• SOURCE DATA:
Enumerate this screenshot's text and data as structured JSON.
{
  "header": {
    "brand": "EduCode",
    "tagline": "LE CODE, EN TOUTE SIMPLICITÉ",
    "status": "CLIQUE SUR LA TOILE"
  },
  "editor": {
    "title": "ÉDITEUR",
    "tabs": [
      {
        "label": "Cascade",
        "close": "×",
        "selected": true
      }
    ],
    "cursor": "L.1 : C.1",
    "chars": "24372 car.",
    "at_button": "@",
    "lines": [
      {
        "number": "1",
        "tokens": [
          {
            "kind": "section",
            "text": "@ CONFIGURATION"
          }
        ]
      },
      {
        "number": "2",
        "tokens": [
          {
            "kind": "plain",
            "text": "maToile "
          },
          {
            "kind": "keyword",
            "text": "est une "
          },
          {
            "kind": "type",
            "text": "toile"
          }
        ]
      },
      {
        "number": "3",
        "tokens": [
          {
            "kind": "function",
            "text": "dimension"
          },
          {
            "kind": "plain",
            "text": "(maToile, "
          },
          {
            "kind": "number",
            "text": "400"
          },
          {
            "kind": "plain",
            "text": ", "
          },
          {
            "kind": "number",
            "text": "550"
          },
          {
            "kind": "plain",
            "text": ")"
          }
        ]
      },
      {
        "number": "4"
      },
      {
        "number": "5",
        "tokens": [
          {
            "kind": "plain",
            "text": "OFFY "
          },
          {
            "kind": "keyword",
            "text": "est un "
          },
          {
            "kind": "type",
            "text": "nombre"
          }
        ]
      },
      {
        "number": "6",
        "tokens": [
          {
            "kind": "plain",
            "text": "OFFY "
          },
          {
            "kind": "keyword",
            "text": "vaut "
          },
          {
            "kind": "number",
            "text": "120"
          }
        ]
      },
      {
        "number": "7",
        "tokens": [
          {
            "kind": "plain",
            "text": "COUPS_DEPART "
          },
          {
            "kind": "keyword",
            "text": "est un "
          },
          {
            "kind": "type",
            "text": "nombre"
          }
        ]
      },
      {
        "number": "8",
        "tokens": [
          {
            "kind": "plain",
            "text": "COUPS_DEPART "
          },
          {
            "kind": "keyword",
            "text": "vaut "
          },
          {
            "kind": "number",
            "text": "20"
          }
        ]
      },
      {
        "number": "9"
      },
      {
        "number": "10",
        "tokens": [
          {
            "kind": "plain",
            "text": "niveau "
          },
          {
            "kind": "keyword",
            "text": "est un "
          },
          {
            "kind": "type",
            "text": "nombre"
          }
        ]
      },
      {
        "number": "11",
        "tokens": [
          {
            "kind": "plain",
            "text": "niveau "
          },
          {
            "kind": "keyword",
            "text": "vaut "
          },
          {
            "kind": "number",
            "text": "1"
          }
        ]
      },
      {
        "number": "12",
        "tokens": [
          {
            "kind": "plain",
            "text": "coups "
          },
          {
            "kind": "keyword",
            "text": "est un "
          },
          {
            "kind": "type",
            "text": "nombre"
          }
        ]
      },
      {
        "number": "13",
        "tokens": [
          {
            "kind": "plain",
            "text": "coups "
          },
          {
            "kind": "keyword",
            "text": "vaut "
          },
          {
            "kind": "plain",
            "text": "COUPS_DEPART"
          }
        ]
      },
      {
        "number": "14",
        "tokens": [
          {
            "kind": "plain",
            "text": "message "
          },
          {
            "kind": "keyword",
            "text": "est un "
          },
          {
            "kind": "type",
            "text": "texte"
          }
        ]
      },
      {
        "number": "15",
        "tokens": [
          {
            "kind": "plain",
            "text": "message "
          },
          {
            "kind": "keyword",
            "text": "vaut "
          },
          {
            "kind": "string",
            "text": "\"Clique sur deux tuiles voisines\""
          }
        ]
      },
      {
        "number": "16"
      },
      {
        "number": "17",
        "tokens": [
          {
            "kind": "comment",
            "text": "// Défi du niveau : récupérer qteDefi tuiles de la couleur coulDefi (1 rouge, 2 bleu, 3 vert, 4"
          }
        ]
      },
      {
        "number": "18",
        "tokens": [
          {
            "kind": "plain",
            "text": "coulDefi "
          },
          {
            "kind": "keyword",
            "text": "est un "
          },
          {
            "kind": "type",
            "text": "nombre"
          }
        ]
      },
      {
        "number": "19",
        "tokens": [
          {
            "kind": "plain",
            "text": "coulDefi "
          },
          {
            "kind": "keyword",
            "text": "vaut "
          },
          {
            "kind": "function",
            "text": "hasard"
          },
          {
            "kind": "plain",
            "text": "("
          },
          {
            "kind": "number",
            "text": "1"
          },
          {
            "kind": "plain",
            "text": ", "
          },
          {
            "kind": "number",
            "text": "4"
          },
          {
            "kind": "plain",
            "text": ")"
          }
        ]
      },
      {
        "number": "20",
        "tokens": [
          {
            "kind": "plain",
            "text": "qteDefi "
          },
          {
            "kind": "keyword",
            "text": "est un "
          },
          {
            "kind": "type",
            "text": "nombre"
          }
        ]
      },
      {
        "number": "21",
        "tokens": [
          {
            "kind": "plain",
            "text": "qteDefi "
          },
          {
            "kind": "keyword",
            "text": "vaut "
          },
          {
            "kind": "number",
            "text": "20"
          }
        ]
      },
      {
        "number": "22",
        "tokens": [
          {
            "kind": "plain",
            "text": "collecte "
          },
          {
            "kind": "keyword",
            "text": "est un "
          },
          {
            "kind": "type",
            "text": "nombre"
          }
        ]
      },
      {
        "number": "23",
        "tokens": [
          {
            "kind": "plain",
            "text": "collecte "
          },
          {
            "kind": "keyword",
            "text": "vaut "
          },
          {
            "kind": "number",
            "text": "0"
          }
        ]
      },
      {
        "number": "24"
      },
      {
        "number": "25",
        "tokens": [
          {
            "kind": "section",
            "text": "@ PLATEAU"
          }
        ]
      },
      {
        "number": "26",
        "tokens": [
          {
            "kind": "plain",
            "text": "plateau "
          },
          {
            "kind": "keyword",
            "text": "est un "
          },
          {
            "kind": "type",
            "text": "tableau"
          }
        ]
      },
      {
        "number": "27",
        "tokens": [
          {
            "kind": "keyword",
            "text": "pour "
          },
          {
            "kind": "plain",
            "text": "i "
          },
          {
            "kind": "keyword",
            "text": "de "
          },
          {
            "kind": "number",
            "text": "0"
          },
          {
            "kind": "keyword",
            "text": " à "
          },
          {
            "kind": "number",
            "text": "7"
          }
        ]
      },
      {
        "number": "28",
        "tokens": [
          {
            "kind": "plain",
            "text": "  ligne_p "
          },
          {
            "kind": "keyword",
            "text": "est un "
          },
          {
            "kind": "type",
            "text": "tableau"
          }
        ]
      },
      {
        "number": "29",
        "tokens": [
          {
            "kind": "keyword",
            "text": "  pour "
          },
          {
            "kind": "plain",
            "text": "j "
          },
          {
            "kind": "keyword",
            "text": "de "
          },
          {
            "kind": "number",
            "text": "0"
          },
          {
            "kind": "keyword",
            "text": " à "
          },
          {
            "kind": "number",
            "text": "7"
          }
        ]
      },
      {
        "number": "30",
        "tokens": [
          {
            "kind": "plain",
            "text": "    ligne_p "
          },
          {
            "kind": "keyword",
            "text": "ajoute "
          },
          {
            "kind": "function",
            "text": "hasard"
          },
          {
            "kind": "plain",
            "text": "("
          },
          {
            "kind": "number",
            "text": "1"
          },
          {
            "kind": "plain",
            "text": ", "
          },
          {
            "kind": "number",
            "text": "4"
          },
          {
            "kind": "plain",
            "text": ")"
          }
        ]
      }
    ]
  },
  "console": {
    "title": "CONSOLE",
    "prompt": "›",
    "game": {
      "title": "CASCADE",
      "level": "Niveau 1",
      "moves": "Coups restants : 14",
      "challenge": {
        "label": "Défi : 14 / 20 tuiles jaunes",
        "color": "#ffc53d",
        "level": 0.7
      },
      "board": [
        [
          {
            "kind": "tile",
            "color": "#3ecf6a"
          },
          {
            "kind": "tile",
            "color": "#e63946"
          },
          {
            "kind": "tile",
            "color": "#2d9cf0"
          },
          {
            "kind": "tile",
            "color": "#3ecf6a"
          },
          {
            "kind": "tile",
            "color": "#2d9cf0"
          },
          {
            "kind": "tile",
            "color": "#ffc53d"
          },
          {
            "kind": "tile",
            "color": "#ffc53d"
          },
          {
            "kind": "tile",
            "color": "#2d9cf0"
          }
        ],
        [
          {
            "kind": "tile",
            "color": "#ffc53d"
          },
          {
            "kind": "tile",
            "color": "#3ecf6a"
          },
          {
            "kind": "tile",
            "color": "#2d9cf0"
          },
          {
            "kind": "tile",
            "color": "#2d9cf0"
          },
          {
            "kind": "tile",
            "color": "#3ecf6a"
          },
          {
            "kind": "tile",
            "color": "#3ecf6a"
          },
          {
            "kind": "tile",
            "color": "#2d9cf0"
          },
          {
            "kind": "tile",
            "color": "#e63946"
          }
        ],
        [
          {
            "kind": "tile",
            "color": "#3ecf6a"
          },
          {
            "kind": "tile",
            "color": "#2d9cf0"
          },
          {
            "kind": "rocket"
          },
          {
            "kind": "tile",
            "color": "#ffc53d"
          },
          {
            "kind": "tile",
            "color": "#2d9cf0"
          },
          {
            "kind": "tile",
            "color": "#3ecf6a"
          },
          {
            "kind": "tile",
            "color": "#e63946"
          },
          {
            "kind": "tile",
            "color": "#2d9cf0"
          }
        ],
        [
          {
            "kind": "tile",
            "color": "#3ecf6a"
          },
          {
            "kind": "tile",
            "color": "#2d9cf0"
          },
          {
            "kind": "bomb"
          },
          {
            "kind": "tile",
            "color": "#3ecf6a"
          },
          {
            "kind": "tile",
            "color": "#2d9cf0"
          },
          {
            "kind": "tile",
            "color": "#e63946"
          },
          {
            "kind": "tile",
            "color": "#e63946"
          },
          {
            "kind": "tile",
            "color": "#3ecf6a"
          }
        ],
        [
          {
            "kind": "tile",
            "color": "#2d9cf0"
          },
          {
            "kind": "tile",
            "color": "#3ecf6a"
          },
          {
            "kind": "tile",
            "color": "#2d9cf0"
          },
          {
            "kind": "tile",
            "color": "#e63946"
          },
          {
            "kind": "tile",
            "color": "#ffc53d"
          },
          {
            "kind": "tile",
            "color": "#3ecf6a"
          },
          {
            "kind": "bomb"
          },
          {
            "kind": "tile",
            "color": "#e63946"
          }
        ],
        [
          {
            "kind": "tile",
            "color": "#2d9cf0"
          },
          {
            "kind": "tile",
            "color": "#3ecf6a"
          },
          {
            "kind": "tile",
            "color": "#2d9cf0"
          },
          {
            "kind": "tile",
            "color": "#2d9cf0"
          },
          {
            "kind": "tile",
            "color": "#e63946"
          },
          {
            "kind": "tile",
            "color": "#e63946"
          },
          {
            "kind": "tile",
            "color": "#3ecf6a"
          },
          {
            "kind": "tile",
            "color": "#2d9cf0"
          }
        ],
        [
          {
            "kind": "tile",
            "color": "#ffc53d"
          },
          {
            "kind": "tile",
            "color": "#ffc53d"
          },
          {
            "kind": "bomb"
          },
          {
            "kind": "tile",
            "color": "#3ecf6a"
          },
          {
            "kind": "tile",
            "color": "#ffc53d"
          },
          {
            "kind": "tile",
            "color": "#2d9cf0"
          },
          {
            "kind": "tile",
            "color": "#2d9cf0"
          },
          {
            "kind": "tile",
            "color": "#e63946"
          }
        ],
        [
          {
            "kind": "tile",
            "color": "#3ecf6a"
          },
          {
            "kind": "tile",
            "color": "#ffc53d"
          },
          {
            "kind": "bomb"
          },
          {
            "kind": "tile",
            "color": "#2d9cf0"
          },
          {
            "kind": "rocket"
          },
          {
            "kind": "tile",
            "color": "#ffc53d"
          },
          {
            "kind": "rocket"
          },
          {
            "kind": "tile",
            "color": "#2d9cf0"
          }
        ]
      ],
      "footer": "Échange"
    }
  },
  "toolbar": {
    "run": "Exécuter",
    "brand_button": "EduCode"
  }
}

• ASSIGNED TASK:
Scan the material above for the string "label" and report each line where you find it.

• EXPECTED OUTPUT:
        "label": "Cascade",
        "label": "Défi : 14 / 20 tuiles jaunes",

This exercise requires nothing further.